┌─ Dataset records
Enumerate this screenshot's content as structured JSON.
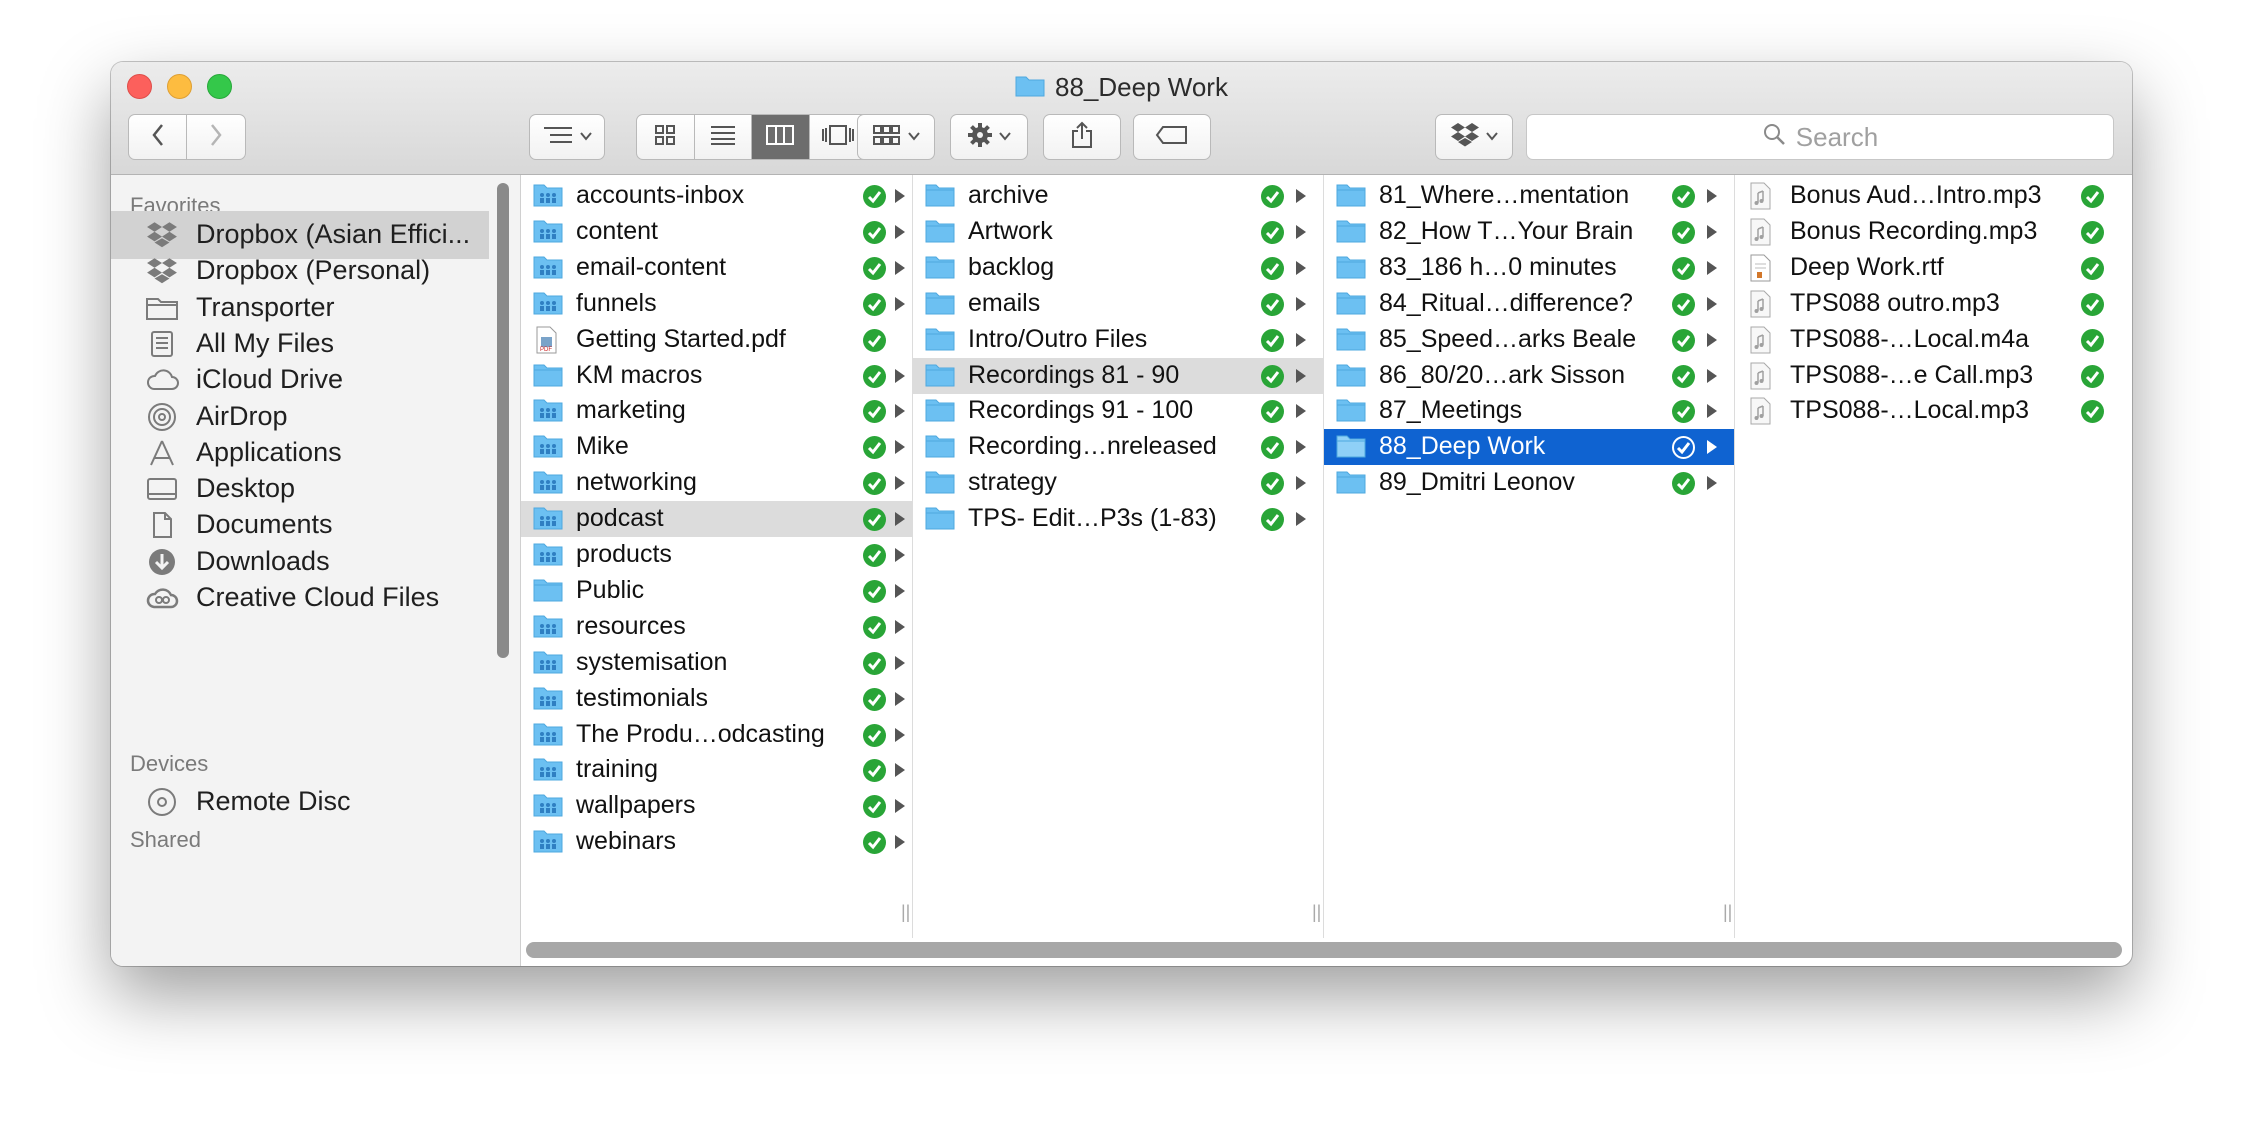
{
  "window": {
    "title": "88_Deep Work",
    "icons": {
      "title_folder": "folder-icon"
    }
  },
  "toolbar": {
    "back": "chevron-left-icon",
    "forward": "chevron-right-icon",
    "arrange": "arrange-list-icon",
    "views": [
      "icon-view-icon",
      "list-view-icon",
      "column-view-icon",
      "cover-flow-icon"
    ],
    "active_view": "column-view-icon",
    "group": "group-icon",
    "action": "gear-icon",
    "share": "share-icon",
    "tag": "tag-icon",
    "dropbox": "dropbox-icon"
  },
  "search": {
    "placeholder": "Search"
  },
  "sidebar": {
    "favorites_heading": "Favorites",
    "favorites": [
      {
        "label": "Dropbox (Asian Effici...",
        "icon": "dropbox-icon",
        "selected": true
      },
      {
        "label": "Dropbox (Personal)",
        "icon": "dropbox-icon"
      },
      {
        "label": "Transporter",
        "icon": "folder-icon"
      },
      {
        "label": "All My Files",
        "icon": "all-files-icon"
      },
      {
        "label": "iCloud Drive",
        "icon": "cloud-icon"
      },
      {
        "label": "AirDrop",
        "icon": "airdrop-icon"
      },
      {
        "label": "Applications",
        "icon": "applications-icon"
      },
      {
        "label": "Desktop",
        "icon": "desktop-icon"
      },
      {
        "label": "Documents",
        "icon": "documents-icon"
      },
      {
        "label": "Downloads",
        "icon": "downloads-icon"
      },
      {
        "label": "Creative Cloud Files",
        "icon": "creative-cloud-icon"
      }
    ],
    "devices_heading": "Devices",
    "devices": [
      {
        "label": "Remote Disc",
        "icon": "disc-icon"
      }
    ],
    "shared_heading": "Shared"
  },
  "columns": [
    {
      "items": [
        {
          "label": "accounts-inbox",
          "icon": "shared-folder-icon",
          "synced": true,
          "folder": true
        },
        {
          "label": "content",
          "icon": "shared-folder-icon",
          "synced": true,
          "folder": true
        },
        {
          "label": "email-content",
          "icon": "shared-folder-icon",
          "synced": true,
          "folder": true
        },
        {
          "label": "funnels",
          "icon": "shared-folder-icon",
          "synced": true,
          "folder": true
        },
        {
          "label": "Getting Started.pdf",
          "icon": "pdf-file-icon",
          "synced": true,
          "folder": false
        },
        {
          "label": "KM macros",
          "icon": "folder-icon",
          "synced": true,
          "folder": true
        },
        {
          "label": "marketing",
          "icon": "shared-folder-icon",
          "synced": true,
          "folder": true
        },
        {
          "label": "Mike",
          "icon": "shared-folder-icon",
          "synced": true,
          "folder": true
        },
        {
          "label": "networking",
          "icon": "shared-folder-icon",
          "synced": true,
          "folder": true
        },
        {
          "label": "podcast",
          "icon": "shared-folder-icon",
          "synced": true,
          "folder": true,
          "state": "highlighted"
        },
        {
          "label": "products",
          "icon": "shared-folder-icon",
          "synced": true,
          "folder": true
        },
        {
          "label": "Public",
          "icon": "folder-icon",
          "synced": true,
          "folder": true
        },
        {
          "label": "resources",
          "icon": "shared-folder-icon",
          "synced": true,
          "folder": true
        },
        {
          "label": "systemisation",
          "icon": "shared-folder-icon",
          "synced": true,
          "folder": true
        },
        {
          "label": "testimonials",
          "icon": "shared-folder-icon",
          "synced": true,
          "folder": true
        },
        {
          "label": "The Produ…odcasting",
          "icon": "shared-folder-icon",
          "synced": true,
          "folder": true
        },
        {
          "label": "training",
          "icon": "shared-folder-icon",
          "synced": true,
          "folder": true
        },
        {
          "label": "wallpapers",
          "icon": "shared-folder-icon",
          "synced": true,
          "folder": true
        },
        {
          "label": "webinars",
          "icon": "shared-folder-icon",
          "synced": true,
          "folder": true
        }
      ]
    },
    {
      "items": [
        {
          "label": "archive",
          "icon": "folder-icon",
          "synced": true,
          "folder": true
        },
        {
          "label": "Artwork",
          "icon": "folder-icon",
          "synced": true,
          "folder": true
        },
        {
          "label": "backlog",
          "icon": "folder-icon",
          "synced": true,
          "folder": true
        },
        {
          "label": "emails",
          "icon": "folder-icon",
          "synced": true,
          "folder": true
        },
        {
          "label": "Intro/Outro Files",
          "icon": "folder-icon",
          "synced": true,
          "folder": true
        },
        {
          "label": "Recordings 81 - 90",
          "icon": "folder-icon",
          "synced": true,
          "folder": true,
          "state": "highlighted"
        },
        {
          "label": "Recordings 91 - 100",
          "icon": "folder-icon",
          "synced": true,
          "folder": true
        },
        {
          "label": "Recording…nreleased",
          "icon": "folder-icon",
          "synced": true,
          "folder": true
        },
        {
          "label": "strategy",
          "icon": "folder-icon",
          "synced": true,
          "folder": true
        },
        {
          "label": "TPS- Edit…P3s (1-83)",
          "icon": "folder-icon",
          "synced": true,
          "folder": true
        }
      ]
    },
    {
      "items": [
        {
          "label": "81_Where…mentation",
          "icon": "folder-icon",
          "synced": true,
          "folder": true
        },
        {
          "label": "82_How T…Your Brain",
          "icon": "folder-icon",
          "synced": true,
          "folder": true
        },
        {
          "label": "83_186 h…0 minutes",
          "icon": "folder-icon",
          "synced": true,
          "folder": true
        },
        {
          "label": "84_Ritual…difference?",
          "icon": "folder-icon",
          "synced": true,
          "folder": true
        },
        {
          "label": "85_Speed…arks Beale",
          "icon": "folder-icon",
          "synced": true,
          "folder": true
        },
        {
          "label": "86_80/20…ark Sisson",
          "icon": "folder-icon",
          "synced": true,
          "folder": true
        },
        {
          "label": "87_Meetings",
          "icon": "folder-icon",
          "synced": true,
          "folder": true
        },
        {
          "label": "88_Deep Work",
          "icon": "folder-icon",
          "synced": true,
          "folder": true,
          "state": "selected"
        },
        {
          "label": "89_Dmitri Leonov",
          "icon": "folder-icon",
          "synced": true,
          "folder": true
        }
      ]
    },
    {
      "items": [
        {
          "label": "Bonus Aud…Intro.mp3",
          "icon": "audio-file-icon",
          "synced": true,
          "folder": false
        },
        {
          "label": "Bonus Recording.mp3",
          "icon": "audio-file-icon",
          "synced": true,
          "folder": false
        },
        {
          "label": "Deep Work.rtf",
          "icon": "rtf-file-icon",
          "synced": true,
          "folder": false
        },
        {
          "label": "TPS088 outro.mp3",
          "icon": "audio-file-icon",
          "synced": true,
          "folder": false
        },
        {
          "label": "TPS088-…Local.m4a",
          "icon": "audio-file-icon",
          "synced": true,
          "folder": false
        },
        {
          "label": "TPS088-…e Call.mp3",
          "icon": "audio-file-icon",
          "synced": true,
          "folder": false
        },
        {
          "label": "TPS088-…Local.mp3",
          "icon": "audio-file-icon",
          "synced": true,
          "folder": false
        }
      ]
    }
  ],
  "colors": {
    "selection": "#0f63d1",
    "highlight": "#dcdcdc",
    "sync_check": "#29a537",
    "folder_blue": "#6cc0f2"
  }
}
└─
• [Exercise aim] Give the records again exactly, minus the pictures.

• [Reply to the exercise]
Enumerate this screenshot's content as structured JSON.
{
  "window": {
    "title": "88_Deep Work",
    "icons": {
      "title_folder": "folder-icon"
    }
  },
  "toolbar": {
    "back": "chevron-left-icon",
    "forward": "chevron-right-icon",
    "arrange": "arrange-list-icon",
    "views": [
      "icon-view-icon",
      "list-view-icon",
      "column-view-icon",
      "cover-flow-icon"
    ],
    "active_view": "column-view-icon",
    "group": "group-icon",
    "action": "gear-icon",
    "share": "share-icon",
    "tag": "tag-icon",
    "dropbox": "dropbox-icon"
  },
  "search": {
    "placeholder": "Search"
  },
  "sidebar": {
    "favorites_heading": "Favorites",
    "favorites": [
      {
        "label": "Dropbox (Asian Effici...",
        "icon": "dropbox-icon",
        "selected": true
      },
      {
        "label": "Dropbox (Personal)",
        "icon": "dropbox-icon"
      },
      {
        "label": "Transporter",
        "icon": "folder-icon"
      },
      {
        "label": "All My Files",
        "icon": "all-files-icon"
      },
      {
        "label": "iCloud Drive",
        "icon": "cloud-icon"
      },
      {
        "label": "AirDrop",
        "icon": "airdrop-icon"
      },
      {
        "label": "Applications",
        "icon": "applications-icon"
      },
      {
        "label": "Desktop",
        "icon": "desktop-icon"
      },
      {
        "label": "Documents",
        "icon": "documents-icon"
      },
      {
        "label": "Downloads",
        "icon": "downloads-icon"
      },
      {
        "label": "Creative Cloud Files",
        "icon": "creative-cloud-icon"
      }
    ],
    "devices_heading": "Devices",
    "devices": [
      {
        "label": "Remote Disc",
        "icon": "disc-icon"
      }
    ],
    "shared_heading": "Shared"
  },
  "columns": [
    {
      "items": [
        {
          "label": "accounts-inbox",
          "icon": "shared-folder-icon",
          "synced": true,
          "folder": true
        },
        {
          "label": "content",
          "icon": "shared-folder-icon",
          "synced": true,
          "folder": true
        },
        {
          "label": "email-content",
          "icon": "shared-folder-icon",
          "synced": true,
          "folder": true
        },
        {
          "label": "funnels",
          "icon": "shared-folder-icon",
          "synced": true,
          "folder": true
        },
        {
          "label": "Getting Started.pdf",
          "icon": "pdf-file-icon",
          "synced": true,
          "folder": false
        },
        {
          "label": "KM macros",
          "icon": "folder-icon",
          "synced": true,
          "folder": true
        },
        {
          "label": "marketing",
          "icon": "shared-folder-icon",
          "synced": true,
          "folder": true
        },
        {
          "label": "Mike",
          "icon": "shared-folder-icon",
          "synced": true,
          "folder": true
        },
        {
          "label": "networking",
          "icon": "shared-folder-icon",
          "synced": true,
          "folder": true
        },
        {
          "label": "podcast",
          "icon": "shared-folder-icon",
          "synced": true,
          "folder": true,
          "state": "highlighted"
        },
        {
          "label": "products",
          "icon": "shared-folder-icon",
          "synced": true,
          "folder": true
        },
        {
          "label": "Public",
          "icon": "folder-icon",
          "synced": true,
          "folder": true
        },
        {
          "label": "resources",
          "icon": "shared-folder-icon",
          "synced": true,
          "folder": true
        },
        {
          "label": "systemisation",
          "icon": "shared-folder-icon",
          "synced": true,
          "folder": true
        },
        {
          "label": "testimonials",
          "icon": "shared-folder-icon",
          "synced": true,
          "folder": true
        },
        {
          "label": "The Produ…odcasting",
          "icon": "shared-folder-icon",
          "synced": true,
          "folder": true
        },
        {
          "label": "training",
          "icon": "shared-folder-icon",
          "synced": true,
          "folder": true
        },
        {
          "label": "wallpapers",
          "icon": "shared-folder-icon",
          "synced": true,
          "folder": true
        },
        {
          "label": "webinars",
          "icon": "shared-folder-icon",
          "synced": true,
          "folder": true
        }
      ]
    },
    {
      "items": [
        {
          "label": "archive",
          "icon": "folder-icon",
          "synced": true,
          "folder": true
        },
        {
          "label": "Artwork",
          "icon": "folder-icon",
          "synced": true,
          "folder": true
        },
        {
          "label": "backlog",
          "icon": "folder-icon",
          "synced": true,
          "folder": true
        },
        {
          "label": "emails",
          "icon": "folder-icon",
          "synced": true,
          "folder": true
        },
        {
          "label": "Intro/Outro Files",
          "icon": "folder-icon",
          "synced": true,
          "folder": true
        },
        {
          "label": "Recordings 81 - 90",
          "icon": "folder-icon",
          "synced": true,
          "folder": true,
          "state": "highlighted"
        },
        {
          "label": "Recordings 91 - 100",
          "icon": "folder-icon",
          "synced": true,
          "folder": true
        },
        {
          "label": "Recording…nreleased",
          "icon": "folder-icon",
          "synced": true,
          "folder": true
        },
        {
          "label": "strategy",
          "icon": "folder-icon",
          "synced": true,
          "folder": true
        },
        {
          "label": "TPS- Edit…P3s (1-83)",
          "icon": "folder-icon",
          "synced": true,
          "folder": true
        }
      ]
    },
    {
      "items": [
        {
          "label": "81_Where…mentation",
          "icon": "folder-icon",
          "synced": true,
          "folder": true
        },
        {
          "label": "82_How T…Your Brain",
          "icon": "folder-icon",
          "synced": true,
          "folder": true
        },
        {
          "label": "83_186 h…0 minutes",
          "icon": "folder-icon",
          "synced": true,
          "folder": true
        },
        {
          "label": "84_Ritual…difference?",
          "icon": "folder-icon",
          "synced": true,
          "folder": true
        },
        {
          "label": "85_Speed…arks Beale",
          "icon": "folder-icon",
          "synced": true,
          "folder": true
        },
        {
          "label": "86_80/20…ark Sisson",
          "icon": "folder-icon",
          "synced": true,
          "folder": true
        },
        {
          "label": "87_Meetings",
          "icon": "folder-icon",
          "synced": true,
          "folder": true
        },
        {
          "label": "88_Deep Work",
          "icon": "folder-icon",
          "synced": true,
          "folder": true,
          "state": "selected"
        },
        {
          "label": "89_Dmitri Leonov",
          "icon": "folder-icon",
          "synced": true,
          "folder": true
        }
      ]
    },
    {
      "items": [
        {
          "label": "Bonus Aud…Intro.mp3",
          "icon": "audio-file-icon",
          "synced": true,
          "folder": false
        },
        {
          "label": "Bonus Recording.mp3",
          "icon": "audio-file-icon",
          "synced": true,
          "folder": false
        },
        {
          "label": "Deep Work.rtf",
          "icon": "rtf-file-icon",
          "synced": true,
          "folder": false
        },
        {
          "label": "TPS088 outro.mp3",
          "icon": "audio-file-icon",
          "synced": true,
          "folder": false
        },
        {
          "label": "TPS088-…Local.m4a",
          "icon": "audio-file-icon",
          "synced": true,
          "folder": false
        },
        {
          "label": "TPS088-…e Call.mp3",
          "icon": "audio-file-icon",
          "synced": true,
          "folder": false
        },
        {
          "label": "TPS088-…Local.mp3",
          "icon": "audio-file-icon",
          "synced": true,
          "folder": false
        }
      ]
    }
  ],
  "colors": {
    "selection": "#0f63d1",
    "highlight": "#dcdcdc",
    "sync_check": "#29a537",
    "folder_blue": "#6cc0f2"
  }
}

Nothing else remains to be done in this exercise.